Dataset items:
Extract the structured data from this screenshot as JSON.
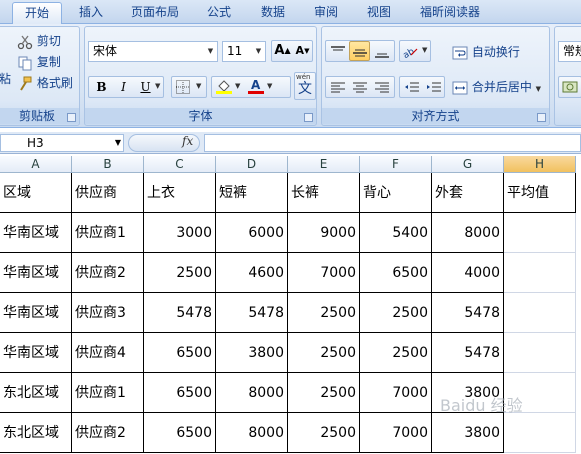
{
  "tabs": [
    {
      "label": "开始",
      "active": true
    },
    {
      "label": "插入",
      "active": false
    },
    {
      "label": "页面布局",
      "active": false
    },
    {
      "label": "公式",
      "active": false
    },
    {
      "label": "数据",
      "active": false
    },
    {
      "label": "审阅",
      "active": false
    },
    {
      "label": "视图",
      "active": false
    },
    {
      "label": "福昕阅读器",
      "active": false
    }
  ],
  "clipboard": {
    "cut": "剪切",
    "copy": "复制",
    "format_painter": "格式刷",
    "paste_fragment": "粘",
    "label": "剪贴板"
  },
  "font": {
    "name": "宋体",
    "size": "11",
    "grow": "A",
    "shrink": "A",
    "bold": "B",
    "italic": "I",
    "underline": "U",
    "phonetic_top": "wén",
    "phonetic_char": "文",
    "label": "字体"
  },
  "alignment": {
    "wrap_text": "自动换行",
    "merge_center": "合并后居中",
    "label": "对齐方式"
  },
  "number": {
    "format": "常规"
  },
  "formula_bar": {
    "cell_ref": "H3",
    "fx": "fx",
    "formula": ""
  },
  "columns": [
    "A",
    "B",
    "C",
    "D",
    "E",
    "F",
    "G",
    "H"
  ],
  "selected_column": "H",
  "table": {
    "headers": [
      "区域",
      "供应商",
      "上衣",
      "短裤",
      "长裤",
      "背心",
      "外套",
      "平均值"
    ],
    "rows": [
      [
        "华南区域",
        "供应商1",
        "3000",
        "6000",
        "9000",
        "5400",
        "8000",
        ""
      ],
      [
        "华南区域",
        "供应商2",
        "2500",
        "4600",
        "7000",
        "6500",
        "4000",
        ""
      ],
      [
        "华南区域",
        "供应商3",
        "5478",
        "5478",
        "2500",
        "2500",
        "5478",
        ""
      ],
      [
        "华南区域",
        "供应商4",
        "6500",
        "3800",
        "2500",
        "2500",
        "5478",
        ""
      ],
      [
        "东北区域",
        "供应商1",
        "6500",
        "8000",
        "2500",
        "7000",
        "3800",
        ""
      ],
      [
        "东北区域",
        "供应商2",
        "6500",
        "8000",
        "2500",
        "7000",
        "3800",
        ""
      ]
    ]
  },
  "watermark": "Baidu 经验",
  "colors": {
    "ribbon_text": "#15428b",
    "selected_header": "#f1c15f",
    "font_color_bar": "#e00000",
    "fill_color_bar": "#ffff00"
  },
  "icons": [
    "scissors-icon",
    "copy-icon",
    "format-painter-icon",
    "paste-icon",
    "borders-icon",
    "fill-color-icon",
    "font-color-icon",
    "align-top-icon",
    "align-middle-icon",
    "align-bottom-icon",
    "orientation-icon",
    "align-left-icon",
    "align-center-icon",
    "align-right-icon",
    "decrease-indent-icon",
    "increase-indent-icon",
    "wrap-text-icon",
    "merge-center-icon",
    "number-format-icon",
    "fx-icon"
  ]
}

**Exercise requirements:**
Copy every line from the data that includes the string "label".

**Answer for the task:**
      "label": "开始",
      "label": "插入",
      "label": "页面布局",
      "label": "公式",
      "label": "数据",
      "label": "审阅",
      "label": "视图",
      "label": "福昕阅读器",
    "label": "剪贴板"
    "label": "字体"
    "label": "对齐方式"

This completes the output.